Because our country is a democracy, the law is the ultimate arbiter of disputes in our country. Parties to a dispute can seek to obtain redress through the litigation process. Generally, in litigation, one side of the dispute files a lawsuit against the other side, and both sides, through the process of obtaining evidence, attempt to prove their case in court. Litigation can result in a trial, either by a jury of twelve strangers, or by a judge, both of which have the authority to render a verdict in favor of one side or the other. Thus, one side “wins” and one side “loses” in litigation.
The outcome of litigation is always uncertain, and most litigated cases are settled before trial. Often, however, a settlement can seem like a compromise with which neither side is satisfied. I have heard compromise described as combining hot and cold water, resulting in lukewarm water. No one is really satisfied with lukewarm water. Compromise, however, can also involve combining water and yeast, resulting in bread. In mediation, the goal is to make bread.
In most cases, both sides to a dispute have much to gain by accommodation and very much to lose by litigation. Yet, naturally, each party to a dispute wants to “win.” Winning, in the context of litigation, however, does not necessarily resolve the underlying conflicts which led to the dispute, and, of course, one party must lose. In mediation, which is a form of alternative dispute resolution, all parties win and there are no losers, since the resolution of the conflict involves the parties fashioning their own solution.

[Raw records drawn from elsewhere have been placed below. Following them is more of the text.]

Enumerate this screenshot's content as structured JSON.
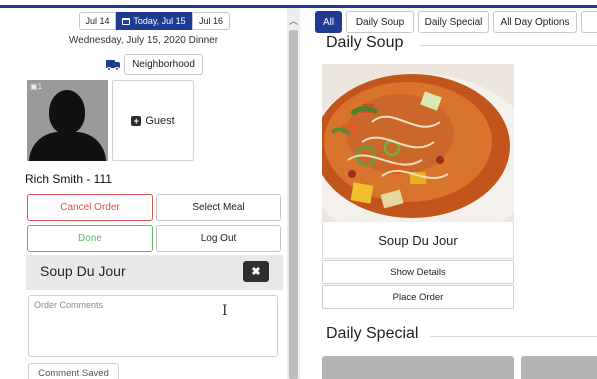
{
  "dates": {
    "prev": "Jul 14",
    "today": "Today, Jul 15",
    "next": "Jul 16",
    "selected_text": "Wednesday, July 15, 2020 Dinner"
  },
  "neighborhood_label": "Neighborhood",
  "resident": {
    "photo_badge": "1",
    "guest_label": "Guest",
    "name": "Rich Smith - 111"
  },
  "actions": {
    "cancel": "Cancel Order",
    "select_meal": "Select Meal",
    "done": "Done",
    "logout": "Log Out"
  },
  "order_item": {
    "name": "Soup Du Jour",
    "remove_symbol": "✖"
  },
  "comments": {
    "placeholder": "Order Comments",
    "value": "",
    "saved_label": "Comment Saved"
  },
  "menu_tabs": [
    "All",
    "Daily Soup",
    "Daily Special",
    "All Day Options"
  ],
  "sections": {
    "soup_title": "Daily Soup",
    "special_title": "Daily Special"
  },
  "soup_card": {
    "name": "Soup Du Jour",
    "details_label": "Show Details",
    "place_label": "Place Order"
  },
  "colors": {
    "brand_navy": "#1f3a93",
    "cancel_red": "#d9534f",
    "done_green": "#5cb85c",
    "dark_button": "#2f2f2f"
  },
  "icons": {
    "calendar": "calendar-icon",
    "truck": "truck-icon",
    "plus": "plus-square-icon",
    "remove": "close-icon",
    "scroll_up": "chevron-up-icon",
    "text_cursor": "text-cursor-icon"
  }
}
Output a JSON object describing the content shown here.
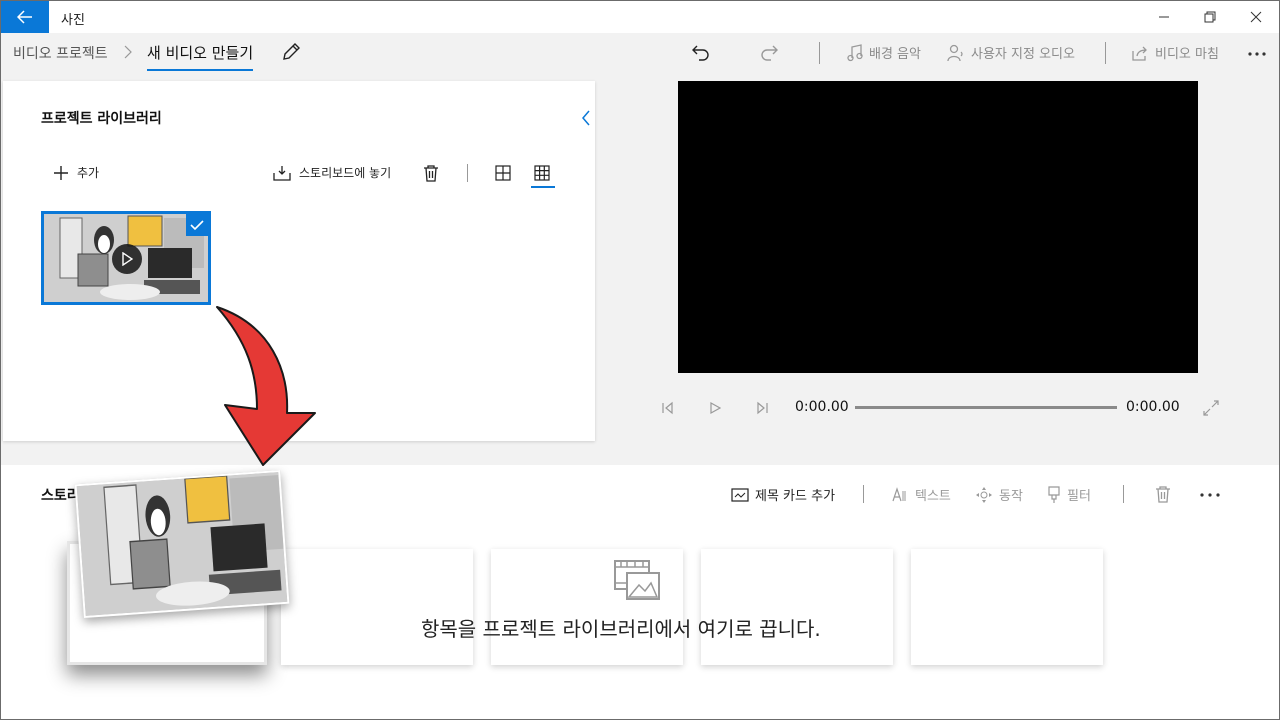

The greatest success in mediation occurs where the parties want to resolve their dispute, share an interest in avoiding litigation, and have a continuing relationship which will require them to communicate with each other in the future. Thus, mediation is uniquely suited to resolve disputes in common interest communities. Members of common interest communities are essentially neighbors and, even after a dispute between them is resolved, will continue to live together in the community. If their disputes can be resolved, and they learn to better communicate with each other, they can collaborate together for the betterment of the community.
Litigation rarely results in a resolution of the underlying conflicts, particularly if the process continues for a period of time. Litigation is a win-lose proposition, and negative feelings against the “other side” emerge and proliferate. Even where the litigation ends in a favorable outcome for one side, if the parties have not resolved their underlying conflicts, further strife between them is certain to occur in the future. Through the mediation process, the parties hopefully can learn better communication skills that will facilitate their resolution of future disputes.
Mediation is a process whereby a third party acts as a facilitator to assist the parties toward a resolution of their dispute. It is a process that, unlike litigation, which is adversarial, involves negotiation and problem-solving. It is collaborative as opposed to confrontational, and allows the parties to fashion their own remedy. Everything said in mediation is confidential, allowing the parties the freedom to express themselves without worrying that what is said can be used against them. The parties are in control of the process – where it will take place, how long it will continue, and, most important, the ultimate resolution.
Unlike litigation, which involves a determination of the rights of the parties through an adversarial system, in which the rules (the law) determine the outcome, mediation, since it is collaborative and involves the parties developing their own solutions, provides the opportunity for the parties to fashion creative solutions to problems for which the legal system has no response. Unlike a judge or jury who has the power to impose a solution on the parties, the mediator assists the parties in arriving at their own resolution, resulting in reconciliation as apposed to a short-lived “victory” for one side.
Mediation and other forms of alternative dispute resolution are favored under the law. California law requires that homeowners and homeowners associations attempt to resolve their disputes through some form of alternative dispute resolution before filing a lawsuit against each other. (Civil Code section 1369.520). California law sets forth recommended procedures for associations and homeowners to follow in requesting alternative dispute resolution. (Civil Code sections 1369.530 through 1369.560). Associations must also provide an expeditious procedure for resolving disputes between them and their members (and can utilize this process for disputes among members), and are encouraged to utilize neutral third-party mediators to assist them. (Civil Code sections 1363.810 through 1363.850).
Acknowledging both the legal requirements for, and the benefits of, alternative dispute resolution, Community Associations Institute (CAI) has an Alternative Dispute Resolution Policy statement, which encourages attempts to settle arguments and disagreements outside of the courtroom.
The CAI local chapter has instituted a low-cost mediation program. Qualified mediators with knowledge of community association law and practice are available to assist associations, homeowners and vendors in resolving their disputes before entering into the costly, time consuming and ultimately unfulfilling litigation process. Whether you take advantage of this resource, or other resources available, all parties will benefit from participating in a collaborate process where they can create their own solutions to resolving their conflicts. With hard work and a little bit of luck, the mediation can even result in the parties making, and breaking, bread together.
Laura J. Snoke is an attorney and mediator who provides legal and mediation services to homeowners associations, homeowners, and other clients throughout Southern California. She is on the panel of CAI-GLAC mediators. She can be contacted at email@example.com or through her website at www.snokelaw.com.